Seminary is dangerous. But when done right, it can reignite love for God and zeal for his glory.
One of the greatest historians of American religion of the past generation has delivered another engaging and important work.
This book on Antinomianism prompted a historical Antinomian scholar to rethink some of his conclusions.
Mobley’s book ought to be on every pastor’s 'first-response' list when ministering to parents of gay sons and daughters.
A God-shaped view of suffering nurtures gritty faith, and a God-shaped view of love dismantles flimsy alternatives.
More robust than a tract and more readable than a tome, this book fills the gap by quickly yet carefully introducing readers to Jesus.
How will global evangelicalism look to a historian in 2050?
Popular comedian Jim Gaffigan highlights the countercultural glory of children.
While Lincoln has produced a sophisticated work of biblical scholarship, it is not a reliable treatment of the virgin birth of Jesus.
This well-intentioned call for millennials to return to and reinvigorate the church is at times helpful and at times less so.
This book invites us to pilgrimage in a life of faith, risk, and, above all else, to know God better.

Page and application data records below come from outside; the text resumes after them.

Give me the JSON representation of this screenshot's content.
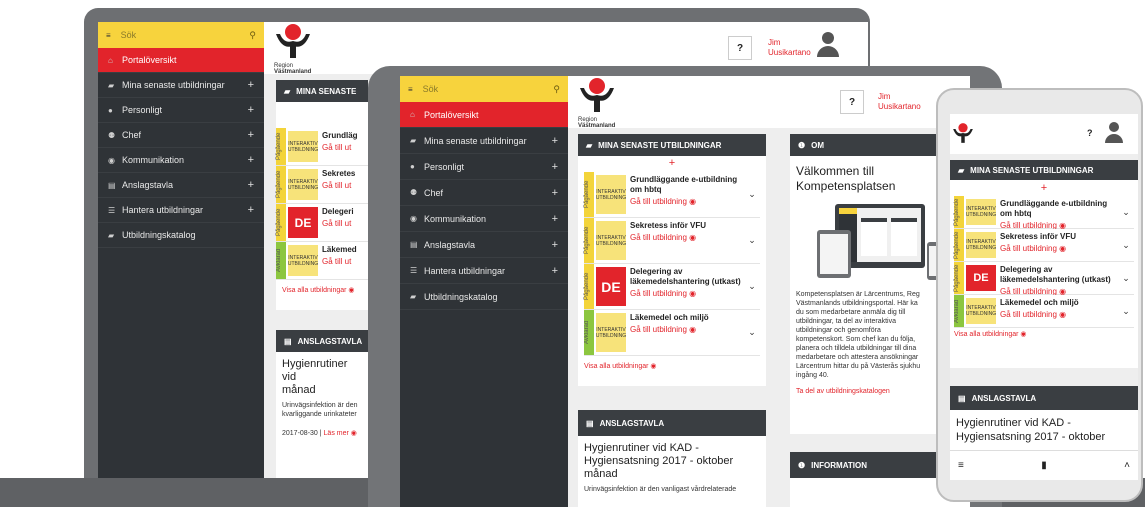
{
  "app": {
    "search_placeholder": "Sök",
    "logo_line1": "Region",
    "logo_line2": "Västmanland",
    "user_first": "Jim",
    "user_last": "Uusikartano",
    "help_icon": "?",
    "menu_icon": "≡",
    "search_icon": "⚲",
    "plus": "+"
  },
  "nav": [
    {
      "label": "Portalöversikt",
      "icon": "home-icon",
      "glyph": "⌂",
      "active": true,
      "expandable": false
    },
    {
      "label": "Mina senaste utbildningar",
      "icon": "book-icon",
      "glyph": "▰",
      "active": false,
      "expandable": true
    },
    {
      "label": "Personligt",
      "icon": "person-icon",
      "glyph": "●",
      "active": false,
      "expandable": true
    },
    {
      "label": "Chef",
      "icon": "group-icon",
      "glyph": "⚉",
      "active": false,
      "expandable": true
    },
    {
      "label": "Kommunikation",
      "icon": "chat-icon",
      "glyph": "◉",
      "active": false,
      "expandable": true
    },
    {
      "label": "Anslagstavla",
      "icon": "board-icon",
      "glyph": "▤",
      "active": false,
      "expandable": true
    },
    {
      "label": "Hantera utbildningar",
      "icon": "list-icon",
      "glyph": "☰",
      "active": false,
      "expandable": true
    },
    {
      "label": "Utbildningskatalog",
      "icon": "catalog-icon",
      "glyph": "▰",
      "active": false,
      "expandable": false
    }
  ],
  "courses_panel": {
    "title": "MINA SENASTE UTBILDNINGAR",
    "title_short": "MINA SENASTE",
    "items": [
      {
        "status": "Pågående",
        "status_color": "#f3d43a",
        "thumb": "INTERAKTIV UTBILDNING",
        "title": "Grundläggande e-utbildning om hbtq",
        "title_cut": "Grundläg",
        "link": "Gå till utbildning"
      },
      {
        "status": "Pågående",
        "status_color": "#f3d43a",
        "thumb": "INTERAKTIV UTBILDNING",
        "title": "Sekretess inför VFU",
        "title_cut": "Sekretes",
        "link": "Gå till utbildning"
      },
      {
        "status": "Pågående",
        "status_color": "#f3d43a",
        "thumb": "DE",
        "title": "Delegering av läkemedelshantering (utkast)",
        "title_cut": "Delegeri",
        "link": "Gå till utbildning"
      },
      {
        "status": "Avklarad",
        "status_color": "#8cc63f",
        "thumb": "INTERAKTIV UTBILDNING",
        "title": "Läkemedel och miljö",
        "title_cut": "Läkemed",
        "link": "Gå till utbildning"
      }
    ],
    "see_all": "Visa alla utbildningar",
    "link_short": "Gå till ut"
  },
  "board_panel": {
    "title": "ANSLAGSTAVLA",
    "headline": "Hygienrutiner vid KAD - Hygiensatsning 2017 - oktober månad",
    "headline_cut1": "Hygienrutiner vid",
    "headline_cut2": "månad",
    "phone_headline1": "Hygienrutiner vid KAD -",
    "phone_headline2": "Hygiensatsning 2017 - oktober",
    "body": "Urinvägsinfektion är den vanligast vårdrelaterade",
    "body_cut1": "Urinvägsinfektion är den",
    "body_cut2": "kvarliggande urinkateter",
    "date": "2017-08-30",
    "read_more": "Läs mer"
  },
  "about_panel": {
    "title": "OM",
    "heading1": "Välkommen till",
    "heading2": "Kompetensplatsen",
    "text": [
      "Kompetensplatsen är Lärcentrums, Reg",
      "Västmanlands utbildningsportal. Här ka",
      "du som medarbetare anmäla dig till",
      "utbildningar, ta del av interaktiva",
      "utbildningar och genomföra",
      "kompetenskort. Som chef kan du följa,",
      "planera och tilldela utbildningar till dina",
      "medarbetare och attestera ansökningar",
      "Lärcentrum hittar du på Västerås sjukhu",
      "ingång 40."
    ],
    "catalog_link": "Ta del av utbildningskatalogen"
  },
  "info_panel": {
    "title": "INFORMATION"
  },
  "colors": {
    "accent": "#e2242b",
    "search": "#f7d33d",
    "sidebar": "#2f3337",
    "panel_head": "#3a3e42",
    "pending": "#f3d43a",
    "done": "#8cc63f",
    "frame": "#6d6f72"
  }
}
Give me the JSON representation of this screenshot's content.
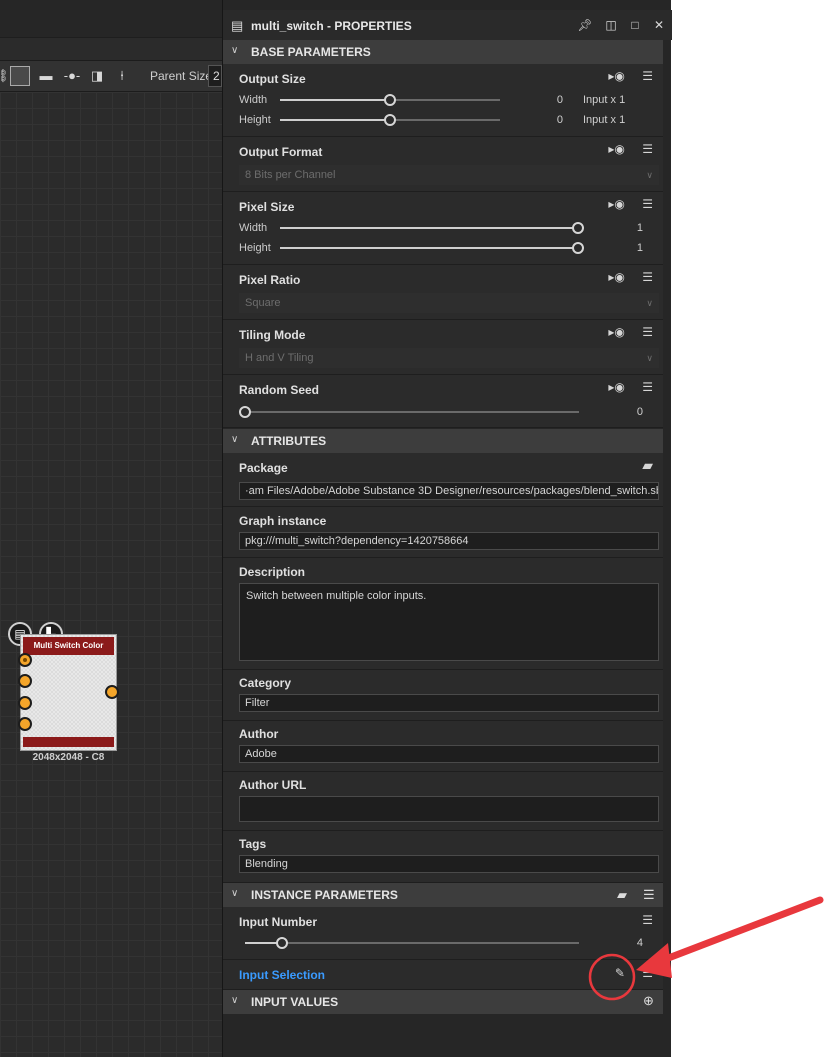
{
  "graph": {
    "parent_size_label": "Parent Size:",
    "parent_size_value": "2",
    "node": {
      "title": "Multi Switch Color",
      "caption": "2048x2048 - C8",
      "header_color": "#8b1a1a",
      "port_color": "#f4a52a"
    }
  },
  "panel": {
    "title": "multi_switch - PROPERTIES",
    "sections": {
      "base": "BASE PARAMETERS",
      "attributes": "ATTRIBUTES",
      "instance": "INSTANCE PARAMETERS",
      "input_values": "INPUT VALUES"
    },
    "output_size": {
      "title": "Output Size",
      "width_label": "Width",
      "width_value": "0",
      "width_unit": "Input x 1",
      "width_level": 0.5,
      "height_label": "Height",
      "height_value": "0",
      "height_unit": "Input x 1",
      "height_level": 0.5
    },
    "output_format": {
      "title": "Output Format",
      "value": "8 Bits per Channel"
    },
    "pixel_size": {
      "title": "Pixel Size",
      "width_label": "Width",
      "width_value": "1",
      "height_label": "Height",
      "height_value": "1"
    },
    "pixel_ratio": {
      "title": "Pixel Ratio",
      "value": "Square"
    },
    "tiling_mode": {
      "title": "Tiling Mode",
      "value": "H and V Tiling"
    },
    "random_seed": {
      "title": "Random Seed",
      "value": "0"
    },
    "package": {
      "title": "Package",
      "value": "·am Files/Adobe/Adobe Substance 3D Designer/resources/packages/blend_switch.sbs"
    },
    "graph_instance": {
      "title": "Graph instance",
      "value": "pkg:///multi_switch?dependency=1420758664"
    },
    "description": {
      "title": "Description",
      "value": "Switch between multiple color inputs."
    },
    "category": {
      "title": "Category",
      "value": "Filter"
    },
    "author": {
      "title": "Author",
      "value": "Adobe"
    },
    "author_url": {
      "title": "Author URL",
      "value": ""
    },
    "tags": {
      "title": "Tags",
      "value": "Blending"
    },
    "input_number": {
      "title": "Input Number",
      "value": "4"
    },
    "input_selection": {
      "title": "Input Selection"
    }
  },
  "colors": {
    "accent_blue": "#3a9bff",
    "annotation_red": "#e8383d"
  }
}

'The President's Devotional' offers moral truisms and inspiring stories of courage and virtue but little more.
To me, it’s more than a book. It’s an awakening, a call, a responsibility. It’s one of those things that you can’t just read; you have to do something. Because now you know.
Andreas Köstenberger and Justin Taylor’s survey of the last week of Jesus’ life is both historically anchored and theologically significant.
Simon and Tejirian have done a solid job focusing on the past 2,000 years of Christian presence and witness in the Middle East.
If I had to pick one orientation to the debates surrounding Paul's view of justification, this book would certainly be it.
If you’re looking for a resource that surveys the exegetical arguments related to the role of works at the final judgment, look no further.
Like the characters in this novel, we can survive unexpected outcomes with varying success. But what if your sanity and happiness were untouchable?
Good for the mind and heart, Jason Meyer's biblical theology of preaching will repay dividends of insight and encouragement.
It’s entirely possible to be busy with good, Christ-honoring things and not be making disciples.